The World Cup qualifying meeting between the Socceroos and Japan was an epic, engaging and entertaining encounter that was almost ruined by the man in the middle.
Khalil al-Ghamdi gave a confusing, rambling performance that left some fans puzzled and others furious. Several of Ghamdi’s decisions were dubious, at best, and at one point, he threatened to do a Graham Poll at the 2006 World Cup and forget that he had given a player two yellow cards and send them off.
Ghamdi is a senior ref who is regarded as one of the best officials in the Asian Football Confederation. The Saudi has been a FIFA international referee since 2003 and has officiated at the 2007 Asian Cup, 2008 Olympics and the 2010 World Cup, among other important matches. In 2010 he even won the Best Referee of the Year honour by the Al-Nadi newspaper. He is in the running to ref at the 2014 World Cup in Brazil.
But June 12, 2012, was not one of his best nights.
Ghamdi should not have given Mark Milligan a second yellow card for a very soft challenge. After he had, he almost didn’t send Milligan off after forgetting he had carded him twice.
Then there was the incredibly strange penalty awarded to Australia in the second half. The contact in the box was minimal, at best, and seemed like a square up for the bad decision. The Socceroos duly took the chance presented and scored the penalty to make it 1-1.
Then as the game was about to end, Japan won a free-kick. The Blue Samurai were about to take it when Ghamdi blew full-time. The Japanese have every right to be filthy, the rules don’t dictate it but fair play should have allowed them to take it and for full-time to be blown after its completion.
Now, I’m loath to criticise referees. They have a very tough job and of course remain vital for football to exist at every level – from park football to Old Trafford.
Maybe Ghamdi got caught up in the drama and high-octane atmosphere. Maybe the passionate 40,000-odd Suncorp crowd intimidated him, maybe he was out of his depth. Whatever, AFC and FIFA needs to ensure that for games as important as these the very best refs are chosen. We need the top match officials in the pressure-cooker games to ensure one bad decision doesn’t cost a nation a World Cup berth.

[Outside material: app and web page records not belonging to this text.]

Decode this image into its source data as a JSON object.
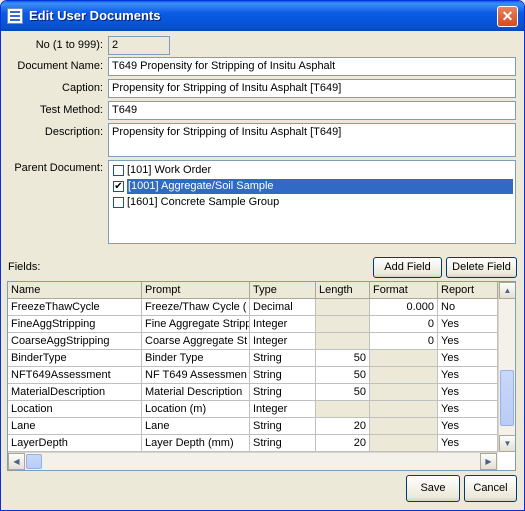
{
  "window": {
    "title": "Edit User Documents",
    "close_glyph": "✕"
  },
  "form": {
    "no_label": "No (1 to 999):",
    "no_value": "2",
    "doc_name_label": "Document Name:",
    "doc_name_value": "T649 Propensity for Stripping of Insitu Asphalt",
    "caption_label": "Caption:",
    "caption_value": "Propensity for Stripping of Insitu Asphalt [T649]",
    "test_method_label": "Test Method:",
    "test_method_value": "T649",
    "description_label": "Description:",
    "description_value": "Propensity for Stripping of Insitu Asphalt [T649]",
    "parent_label": "Parent Document:",
    "parent_items": [
      {
        "label": "[101] Work Order",
        "checked": false,
        "mark": ""
      },
      {
        "label": "[1001] Aggregate/Soil Sample",
        "checked": true,
        "mark": "✔"
      },
      {
        "label": "[1601] Concrete Sample Group",
        "checked": false,
        "mark": ""
      }
    ]
  },
  "fields_section": {
    "label": "Fields:",
    "add_field": "Add Field",
    "delete_field": "Delete Field"
  },
  "grid": {
    "columns": [
      "Name",
      "Prompt",
      "Type",
      "Length",
      "Format",
      "Report"
    ],
    "rows": [
      [
        "FreezeThawCycle",
        "Freeze/Thaw Cycle (",
        "Decimal",
        "",
        "0.000",
        "No"
      ],
      [
        "FineAggStripping",
        "Fine Aggregate Stripp",
        "Integer",
        "",
        "0",
        "Yes"
      ],
      [
        "CoarseAggStripping",
        "Coarse Aggregate St",
        "Integer",
        "",
        "0",
        "Yes"
      ],
      [
        "BinderType",
        "Binder Type",
        "String",
        "50",
        "",
        "Yes"
      ],
      [
        "NFT649Assessment",
        "NF T649 Assessmen",
        "String",
        "50",
        "",
        "Yes"
      ],
      [
        "MaterialDescription",
        "Material Description",
        "String",
        "50",
        "",
        "Yes"
      ],
      [
        "Location",
        "Location (m)",
        "Integer",
        "",
        "",
        "Yes"
      ],
      [
        "Lane",
        "Lane",
        "String",
        "20",
        "",
        "Yes"
      ],
      [
        "LayerDepth",
        "Layer Depth (mm)",
        "String",
        "20",
        "",
        "Yes"
      ]
    ]
  },
  "scroll_glyphs": {
    "up": "▲",
    "down": "▼",
    "left": "◀",
    "right": "▶"
  },
  "buttons": {
    "save": "Save",
    "cancel": "Cancel"
  }
}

The top of the Asian football tree is Japan, Korea and Australia, and predictably the best referees would come from these three countries. Why was a Korean ref not made available for this game? Obviously an Aussie or Japanese official couldn’t be involved, but if the top Asian refs are unavailable shouldn’t an elite ref from another confederation be used? Fly in a European official who is used to directing play in the Champions League or in European internationals.
The AFC needs to ensure that refereeing standards across Asian continue to grow and improve. The current standard ranges very greatly from the J-League to other competitions, such as Singapore’s S-League or India’s I-League. We need to increase professionalism and make sure that our refereeing ranks in Asia have access to the best training and resources so that they are better prepared for occasions like these.